WORK INSTRUCTIONS: Return each line of the listing that follows in which the string "ACCO" can be found.

RECORDS TO USE:
□ □ □ □ □

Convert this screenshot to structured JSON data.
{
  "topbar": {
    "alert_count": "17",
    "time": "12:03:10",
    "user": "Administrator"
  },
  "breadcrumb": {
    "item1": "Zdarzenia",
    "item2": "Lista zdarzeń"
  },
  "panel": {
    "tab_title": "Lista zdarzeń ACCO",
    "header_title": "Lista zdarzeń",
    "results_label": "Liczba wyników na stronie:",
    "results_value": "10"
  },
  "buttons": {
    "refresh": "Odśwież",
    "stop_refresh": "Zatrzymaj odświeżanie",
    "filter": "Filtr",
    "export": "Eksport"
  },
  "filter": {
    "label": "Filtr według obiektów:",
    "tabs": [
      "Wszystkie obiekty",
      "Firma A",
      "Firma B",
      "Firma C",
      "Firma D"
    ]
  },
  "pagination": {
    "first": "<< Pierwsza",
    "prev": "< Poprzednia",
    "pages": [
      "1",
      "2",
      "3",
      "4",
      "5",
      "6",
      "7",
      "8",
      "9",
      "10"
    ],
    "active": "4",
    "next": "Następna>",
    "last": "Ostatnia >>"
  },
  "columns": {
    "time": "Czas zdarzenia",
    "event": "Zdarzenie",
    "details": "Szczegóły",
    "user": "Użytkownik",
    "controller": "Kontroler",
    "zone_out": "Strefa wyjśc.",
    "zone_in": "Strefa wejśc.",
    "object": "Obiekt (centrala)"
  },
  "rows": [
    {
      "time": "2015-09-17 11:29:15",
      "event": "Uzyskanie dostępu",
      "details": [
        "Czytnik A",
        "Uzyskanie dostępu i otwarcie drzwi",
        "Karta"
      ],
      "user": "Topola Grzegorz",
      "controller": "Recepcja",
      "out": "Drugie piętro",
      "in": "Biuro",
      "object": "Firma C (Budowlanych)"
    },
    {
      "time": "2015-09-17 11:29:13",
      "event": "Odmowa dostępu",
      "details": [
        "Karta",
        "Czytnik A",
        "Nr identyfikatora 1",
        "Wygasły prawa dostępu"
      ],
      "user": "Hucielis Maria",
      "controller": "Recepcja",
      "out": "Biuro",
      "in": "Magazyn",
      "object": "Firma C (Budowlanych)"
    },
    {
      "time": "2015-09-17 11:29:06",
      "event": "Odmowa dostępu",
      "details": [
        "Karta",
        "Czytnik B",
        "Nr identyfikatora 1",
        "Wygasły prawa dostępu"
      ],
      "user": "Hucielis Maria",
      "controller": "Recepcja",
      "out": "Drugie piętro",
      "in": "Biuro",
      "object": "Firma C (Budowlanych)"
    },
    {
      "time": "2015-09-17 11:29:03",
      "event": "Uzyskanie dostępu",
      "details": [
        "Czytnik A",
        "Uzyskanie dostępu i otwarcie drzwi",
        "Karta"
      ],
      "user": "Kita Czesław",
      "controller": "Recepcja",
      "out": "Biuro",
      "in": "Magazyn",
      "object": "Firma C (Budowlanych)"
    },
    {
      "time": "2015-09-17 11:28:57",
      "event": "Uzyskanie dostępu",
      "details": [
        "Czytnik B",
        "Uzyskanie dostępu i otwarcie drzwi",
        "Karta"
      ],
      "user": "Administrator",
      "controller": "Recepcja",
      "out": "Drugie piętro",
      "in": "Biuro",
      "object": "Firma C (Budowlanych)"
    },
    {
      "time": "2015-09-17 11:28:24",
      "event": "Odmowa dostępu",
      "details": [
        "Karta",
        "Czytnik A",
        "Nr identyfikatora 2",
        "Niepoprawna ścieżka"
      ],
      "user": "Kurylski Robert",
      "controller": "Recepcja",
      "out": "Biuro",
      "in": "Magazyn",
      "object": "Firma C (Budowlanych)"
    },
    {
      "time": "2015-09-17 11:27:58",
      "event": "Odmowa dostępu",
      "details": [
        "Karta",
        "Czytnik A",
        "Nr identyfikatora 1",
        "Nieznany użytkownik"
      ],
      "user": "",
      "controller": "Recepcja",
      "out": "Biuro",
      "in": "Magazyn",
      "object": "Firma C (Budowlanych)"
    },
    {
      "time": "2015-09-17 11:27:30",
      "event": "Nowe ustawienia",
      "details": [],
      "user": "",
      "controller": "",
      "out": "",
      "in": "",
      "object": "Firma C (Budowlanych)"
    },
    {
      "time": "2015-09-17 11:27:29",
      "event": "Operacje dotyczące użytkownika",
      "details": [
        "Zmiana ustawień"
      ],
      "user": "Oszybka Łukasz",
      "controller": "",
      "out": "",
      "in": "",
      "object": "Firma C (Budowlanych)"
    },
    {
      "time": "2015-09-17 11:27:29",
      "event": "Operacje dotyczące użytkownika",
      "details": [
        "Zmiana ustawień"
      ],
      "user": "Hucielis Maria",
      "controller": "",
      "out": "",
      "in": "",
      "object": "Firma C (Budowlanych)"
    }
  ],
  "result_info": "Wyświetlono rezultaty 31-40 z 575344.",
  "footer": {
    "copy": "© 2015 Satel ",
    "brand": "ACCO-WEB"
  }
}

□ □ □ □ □

SOLUTION TO THE EXERCISE:
    "tab_title": "Lista zdarzeń ACCO",
    "brand": "ACCO-WEB"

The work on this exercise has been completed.